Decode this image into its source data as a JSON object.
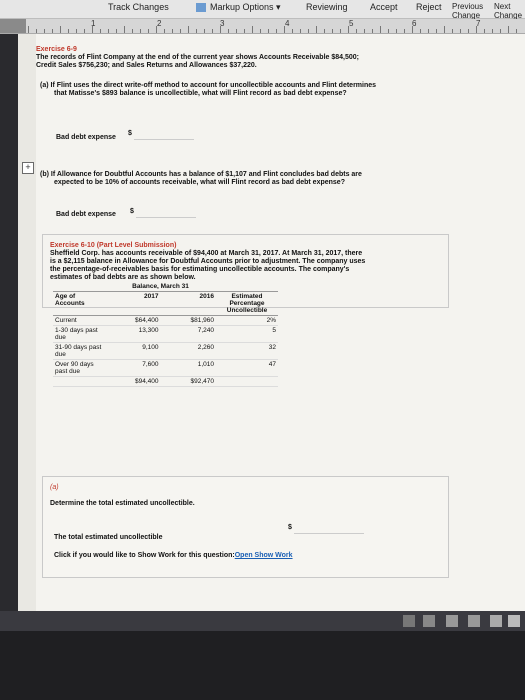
{
  "toolbar": {
    "track_changes": "Track Changes",
    "markup_options": "Markup Options",
    "reviewing": "Reviewing",
    "accept": "Accept",
    "reject": "Reject",
    "previous_change": "Previous Change",
    "next_change": "Next Change"
  },
  "ruler": {
    "marks": [
      "1",
      "2",
      "3",
      "4",
      "5",
      "6",
      "7"
    ]
  },
  "ex69": {
    "title": "Exercise 6-9",
    "desc1": "The records of Flint Company at the end of the current year shows Accounts Receivable $84,500;",
    "desc2": "Credit Sales $756,230; and Sales Returns and Allowances $37,220.",
    "qa1": "(a)  If Flint uses the direct write-off method to account for uncollectible accounts and Flint determines",
    "qa2": "that Matisse's $893 balance is uncollectible, what will Flint record as bad debt expense?",
    "bad_debt_label": "Bad debt expense",
    "dollar": "$",
    "qb1": "(b)  If Allowance for Doubtful Accounts has a balance of $1,107 and Flint concludes bad debts are",
    "qb2": "expected to be 10% of accounts receivable, what will Flint record as bad debt expense?"
  },
  "ex610": {
    "title": "Exercise 6-10 (Part Level Submission)",
    "desc1": "Sheffield Corp. has accounts receivable of $94,400 at March 31, 2017. At March 31, 2017, there",
    "desc2": "is a $2,115 balance in Allowance for Doubtful Accounts prior to adjustment. The company uses",
    "desc3": "the percentage-of-receivables basis for estimating uncollectible accounts. The company's",
    "desc4": "estimates of bad debts are as shown below.",
    "table": {
      "hdr_balance": "Balance, March 31",
      "hdr_age": "Age of Accounts",
      "hdr_2017": "2017",
      "hdr_2016": "2016",
      "hdr_est": "Estimated Percentage Uncollectible",
      "rows": [
        {
          "age": "Current",
          "y2017": "$64,400",
          "y2016": "$81,960",
          "pct": "2%"
        },
        {
          "age": "1-30 days past due",
          "y2017": "13,300",
          "y2016": "7,240",
          "pct": "5"
        },
        {
          "age": "31-90 days past due",
          "y2017": "9,100",
          "y2016": "2,260",
          "pct": "32"
        },
        {
          "age": "Over 90 days past due",
          "y2017": "7,600",
          "y2016": "1,010",
          "pct": "47"
        }
      ],
      "total_2017": "$94,400",
      "total_2016": "$92,470"
    },
    "part_a": "(a)",
    "instruction": "Determine the total estimated uncollectible.",
    "total_label": "The total estimated uncollectible",
    "dollar": "$",
    "show_work": "Click if you would like to Show Work for this question:",
    "show_work_link": "Open Show Work"
  }
}
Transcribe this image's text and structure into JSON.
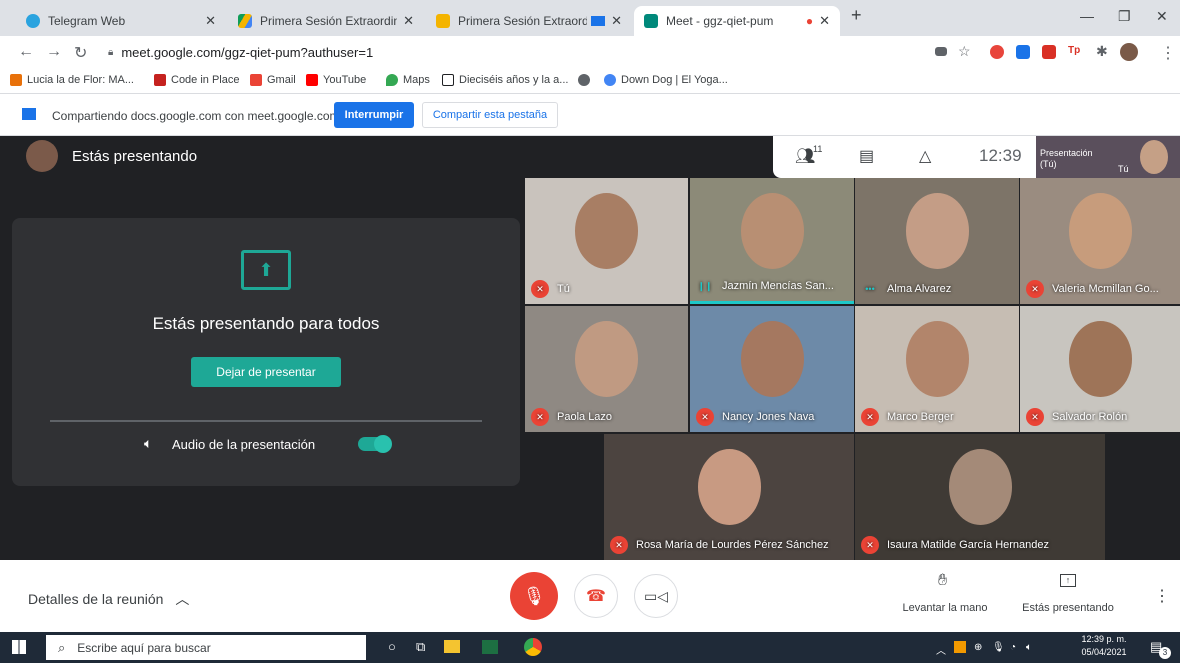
{
  "browser": {
    "tabs": [
      {
        "title": "Telegram Web",
        "color": "#2AA3DF"
      },
      {
        "title": "Primera Sesión Extraordinaria - G",
        "color": "#F4B400"
      },
      {
        "title": "Primera Sesión Extraordinari",
        "color": "#F4B400"
      },
      {
        "title": "Meet - ggz-qiet-pum",
        "color": "#00897B"
      }
    ],
    "new_tab": "+",
    "url": "meet.google.com/ggz-qiet-pum?authuser=1",
    "bookmarks": [
      {
        "label": "Lucia la de Flor: MA...",
        "color": "#E8710A"
      },
      {
        "label": "Code in Place",
        "color": "#C5221F"
      },
      {
        "label": "Gmail",
        "color": "#EA4335"
      },
      {
        "label": "YouTube",
        "color": "#FF0000"
      },
      {
        "label": "Maps",
        "color": "#34A853"
      },
      {
        "label": "Dieciséis años y la a...",
        "color": "#202124"
      },
      {
        "label": "Down Dog | El Yoga...",
        "color": "#4285F4"
      }
    ]
  },
  "sharing": {
    "text": "Compartiendo docs.google.com con meet.google.com",
    "stop_label": "Interrumpir",
    "share_tab_label": "Compartir esta pestaña"
  },
  "meet": {
    "header": "Estás presentando",
    "panel_title": "Estás presentando para todos",
    "stop_presenting": "Dejar de presentar",
    "audio_label": "Audio de la presentación",
    "audio_on": true,
    "participant_count": "11",
    "time": "12:39",
    "self_preview_label": "Presentación (Tú)",
    "self_preview_name": "Tú",
    "participants": [
      {
        "name": "Tú",
        "muted": true,
        "bg": "#c9c3bd",
        "face": "#a87e64"
      },
      {
        "name": "Jazmín Mencías San...",
        "muted": false,
        "speaking": true,
        "bg": "#8c8a78",
        "face": "#b88f73"
      },
      {
        "name": "Alma Alvarez",
        "muted": false,
        "bg": "#7d7468",
        "face": "#c49d86"
      },
      {
        "name": "Valeria Mcmillan Go...",
        "muted": true,
        "bg": "#9a8c80",
        "face": "#c79c7c"
      },
      {
        "name": "Paola Lazo",
        "muted": true,
        "bg": "#8f8983",
        "face": "#c09a82"
      },
      {
        "name": "Nancy Jones Nava",
        "muted": true,
        "bg": "#6d8aa8",
        "face": "#a57860"
      },
      {
        "name": "Marco Berger",
        "muted": true,
        "bg": "#c6bdb3",
        "face": "#b2856b"
      },
      {
        "name": "Salvador Rolón",
        "muted": true,
        "bg": "#c8c5bf",
        "face": "#9e7458"
      },
      {
        "name": "Rosa María de Lourdes Pérez Sánchez",
        "muted": true,
        "bg": "#4c4440",
        "face": "#c89a82"
      },
      {
        "name": "Isaura Matilde García Hernandez",
        "muted": true,
        "bg": "#3f3a35",
        "face": "#a48a78"
      }
    ]
  },
  "bottom": {
    "details": "Detalles de la reunión",
    "raise_hand": "Levantar la mano",
    "presenting": "Estás presentando"
  },
  "taskbar": {
    "search_placeholder": "Escribe aquí para buscar",
    "time": "12:39 p. m.",
    "date": "05/04/2021",
    "notif_count": "3"
  }
}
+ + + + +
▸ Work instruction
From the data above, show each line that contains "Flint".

▸ Result below
    "desc1": "The records of Flint Company at the end of the current year shows Accounts Receivable $84,500;",
    "qa1": "(a)  If Flint uses the direct write-off method to account for uncollectible accounts and Flint determines",
    "qa2": "that Matisse's $893 balance is uncollectible, what will Flint record as bad debt expense?",
    "qb1": "(b)  If Allowance for Doubtful Accounts has a balance of $1,107 and Flint concludes bad debts are",
    "qb2": "expected to be 10% of accounts receivable, what will Flint record as bad debt expense?"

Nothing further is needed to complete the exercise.